===== Excerpted data

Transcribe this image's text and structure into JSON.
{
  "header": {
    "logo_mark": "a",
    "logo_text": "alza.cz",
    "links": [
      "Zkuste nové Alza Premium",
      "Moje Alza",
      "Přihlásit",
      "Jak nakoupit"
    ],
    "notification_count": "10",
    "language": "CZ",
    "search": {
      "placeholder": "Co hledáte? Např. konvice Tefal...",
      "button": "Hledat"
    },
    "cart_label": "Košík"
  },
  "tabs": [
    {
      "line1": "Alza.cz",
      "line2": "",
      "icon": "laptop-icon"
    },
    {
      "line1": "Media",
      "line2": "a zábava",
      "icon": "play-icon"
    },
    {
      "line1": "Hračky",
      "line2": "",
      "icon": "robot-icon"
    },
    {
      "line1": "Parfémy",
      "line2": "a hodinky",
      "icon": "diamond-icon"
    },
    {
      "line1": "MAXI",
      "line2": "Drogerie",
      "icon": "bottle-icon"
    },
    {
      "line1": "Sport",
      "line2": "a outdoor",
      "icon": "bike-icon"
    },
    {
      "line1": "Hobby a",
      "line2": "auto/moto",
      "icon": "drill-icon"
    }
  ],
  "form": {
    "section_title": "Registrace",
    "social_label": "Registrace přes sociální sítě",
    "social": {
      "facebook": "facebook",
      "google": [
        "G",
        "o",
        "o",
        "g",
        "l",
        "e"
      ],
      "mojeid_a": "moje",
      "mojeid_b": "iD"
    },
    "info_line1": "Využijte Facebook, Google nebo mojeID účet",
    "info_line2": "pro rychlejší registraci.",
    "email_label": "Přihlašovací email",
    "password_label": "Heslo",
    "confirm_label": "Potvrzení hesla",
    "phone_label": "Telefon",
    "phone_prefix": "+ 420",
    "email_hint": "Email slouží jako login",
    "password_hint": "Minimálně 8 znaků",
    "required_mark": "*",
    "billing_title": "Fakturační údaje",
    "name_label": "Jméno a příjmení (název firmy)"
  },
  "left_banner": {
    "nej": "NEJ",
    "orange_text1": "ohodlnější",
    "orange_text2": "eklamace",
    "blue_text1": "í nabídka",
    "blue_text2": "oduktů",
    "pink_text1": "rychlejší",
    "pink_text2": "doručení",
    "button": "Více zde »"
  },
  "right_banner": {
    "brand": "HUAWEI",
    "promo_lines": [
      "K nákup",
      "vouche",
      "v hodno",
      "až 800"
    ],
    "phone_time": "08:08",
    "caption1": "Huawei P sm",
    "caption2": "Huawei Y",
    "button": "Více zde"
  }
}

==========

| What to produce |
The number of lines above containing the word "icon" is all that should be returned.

| Your solution |
7